MADRID (Reuters) - The Spanish cabinet passed a decree on Friday aimed at liberalizing the country’s ports, a second effort at a contentious law which has already been rejected by parliament and prompted threats of widespread strikes.
The Mediterranean’s largest ports, Valencia and Algeciras, alongside the smaller port of Barcelona, help shift about two thirds of Spain’s imports and exports.
Prolonged industrial action could badly hurt Spain’s exports, which are worth about a third of economic output and were key in dragging the country from recession following the 2008 property market crash.
The law has been amended since its last iteration, which was blocked by the opposition in parliament, and must now return to the lower house for approval.
Prime Minister Mariano Rajoy’s People’s Party (PP) must win support from smaller parties in parliament, especially centre-right Ciudadanos which has 32 seats, as he does not have a majority.
Ciudadanos, which said on Friday it had not seen the most recent proposal, previously abstained on the vote, denying the government the simple majority it needed in the 350-seat parliament.
The government plans to present the reform to parliament on May 18, Minister of Public Works Inigo de la Serna told a news conference on Friday.
“We’re optimistic the law will be passed,” he said, adding the government had talked to opposition parties about the bill.
He would not say which groups had agreed to change their position on the reform.
Spain is under pressure from the European Commission to pass the reforms and has already paid more than 21 million euros (£17.8 million) in fines since 2014 for failing to bring port labour practices in line with EU regulation. That fine could rise if the reform is not brought in to effect.
The previous decree caused uproar among unions who called several strikes to protest the reform, which aims to end a closed shop system at the ports.
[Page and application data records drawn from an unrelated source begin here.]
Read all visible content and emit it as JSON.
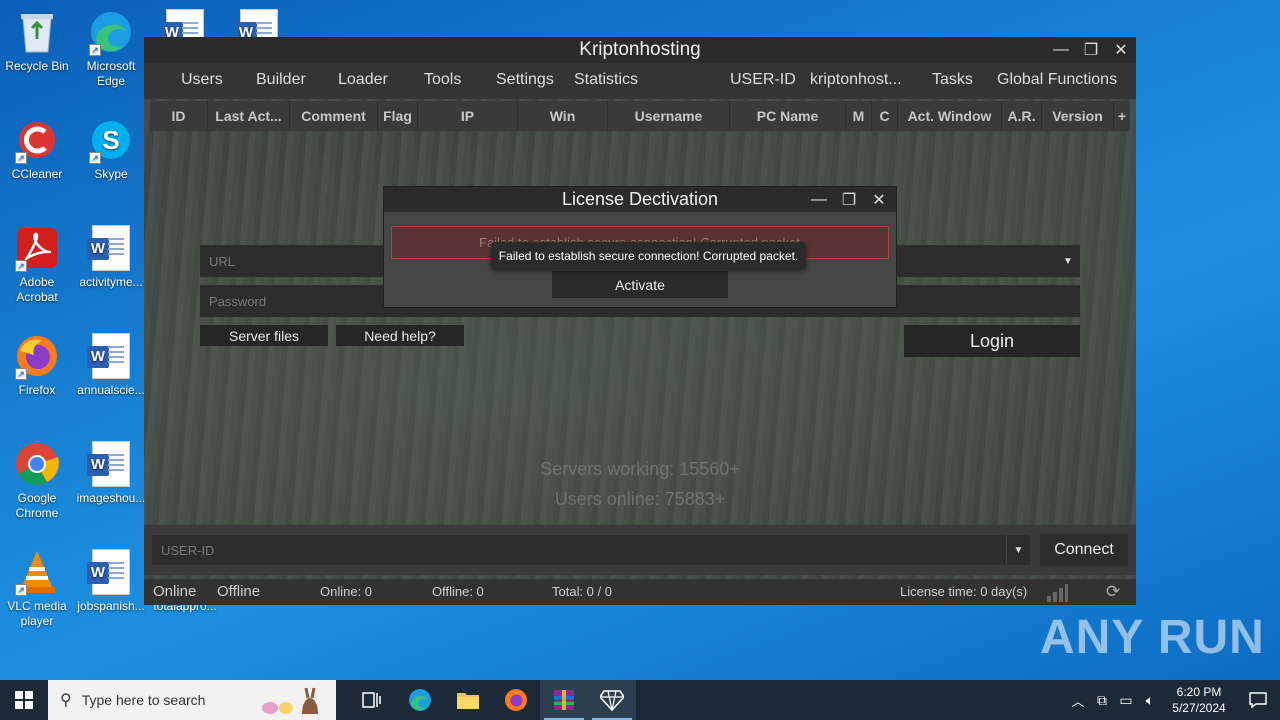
{
  "desktop": {
    "icons": [
      {
        "label": "Recycle Bin"
      },
      {
        "label": "Microsoft Edge"
      },
      {
        "label": "CCleaner"
      },
      {
        "label": "Skype"
      },
      {
        "label": "Adobe Acrobat"
      },
      {
        "label": "activityme..."
      },
      {
        "label": "Firefox"
      },
      {
        "label": "annualscie..."
      },
      {
        "label": "Google Chrome"
      },
      {
        "label": "imageshou..."
      },
      {
        "label": "VLC media player"
      },
      {
        "label": "jobspanish..."
      },
      {
        "label": "totalappro..."
      }
    ]
  },
  "app": {
    "title": "Kriptonhosting",
    "menu": [
      "Users",
      "Builder",
      "Loader",
      "Tools",
      "Settings",
      "Statistics",
      "USER-ID",
      "kriptonhost...",
      "Tasks",
      "Global Functions"
    ],
    "columns": [
      "ID",
      "Last Act...",
      "Comment",
      "Flag",
      "IP",
      "Win",
      "Username",
      "PC Name",
      "M",
      "C",
      "Act. Window",
      "A.R.",
      "Version",
      "+"
    ],
    "url_placeholder": "URL",
    "password_placeholder": "Password",
    "server_files": "Server files",
    "need_help": "Need help?",
    "login": "Login",
    "servers_working": "Servers working: 15560+",
    "users_online": "Users online: 75883+",
    "userid_placeholder": "USER-ID",
    "connect": "Connect",
    "status": {
      "online_tab": "Online",
      "offline_tab": "Offline",
      "online_count": "Online: 0",
      "offline_count": "Offline: 0",
      "total": "Total: 0 / 0",
      "license_time": "License time: 0 day(s)"
    }
  },
  "dialog": {
    "title": "License Dectivation",
    "input_value": "Failed to establish secure connection! Corrupted packet.",
    "activate": "Activate",
    "tooltip": "Failed to establish secure connection! Corrupted packet."
  },
  "taskbar": {
    "search_placeholder": "Type here to search",
    "time": "6:20 PM",
    "date": "5/27/2024"
  },
  "watermark": "ANY RUN",
  "colors": {
    "accent_error": "#b23b3b",
    "window_bg": "#3c3c3c",
    "taskbar": "#1c2a38"
  }
}
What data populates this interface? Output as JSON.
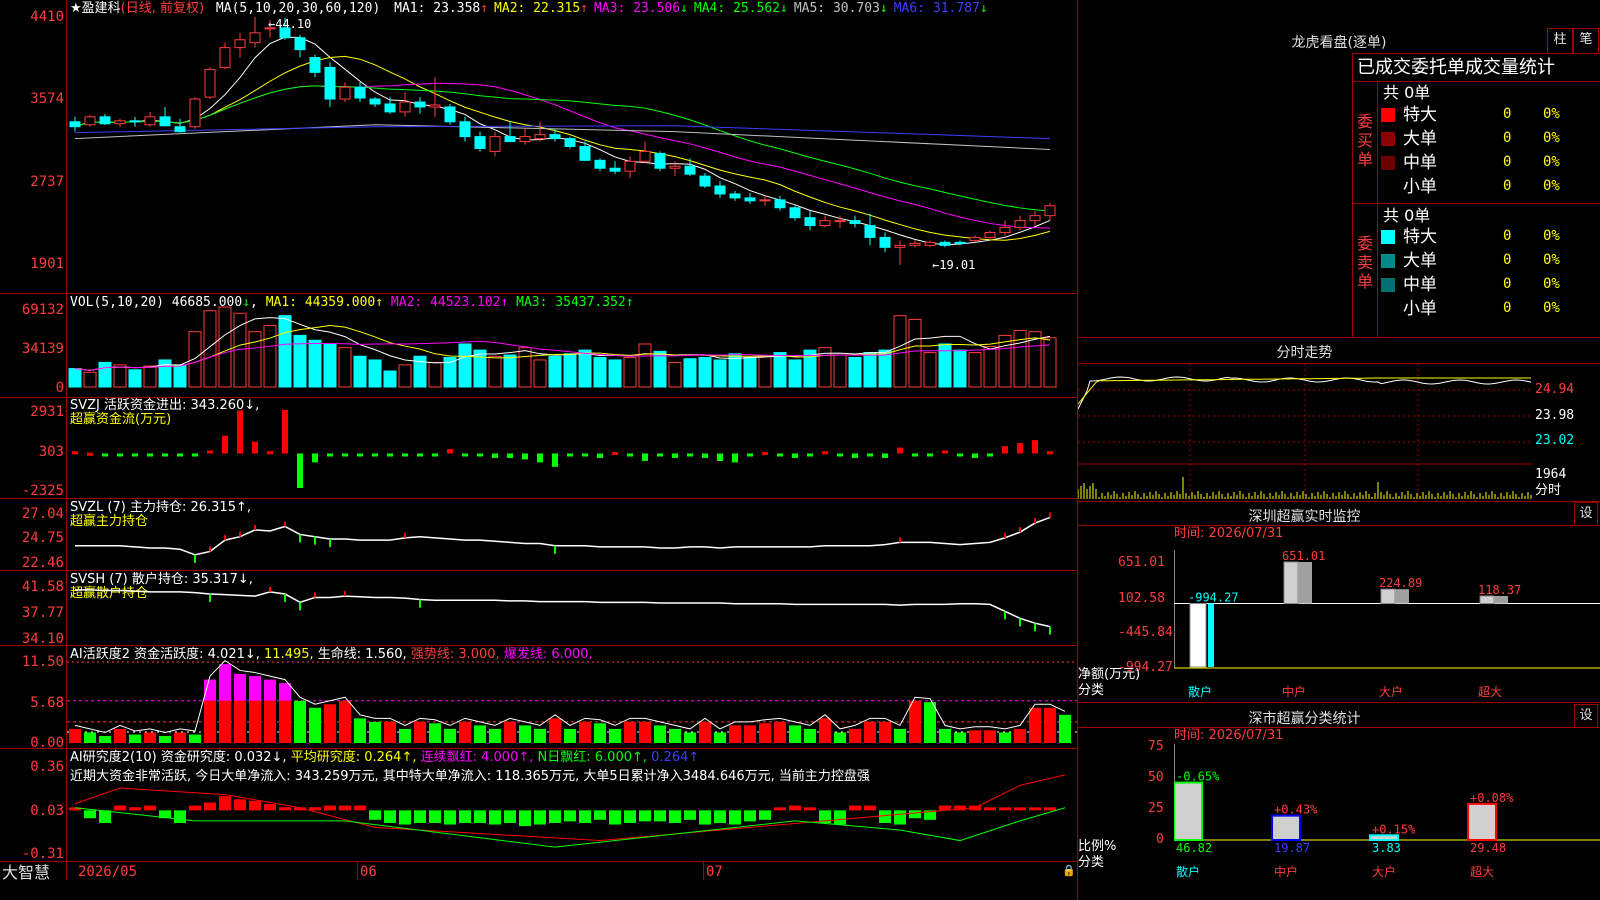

Companies currently have no say over hiring and firing on Spanish docks.
Speaking before the announcement, the port representative in Spain’s second largest union, the UGT, Francisco Nunez, said any attempt to pass the reform without consulting the unions would likely prompt further strikes.
Reporting by Paul Day, Editing by Angus Berwick and Angus MacSwan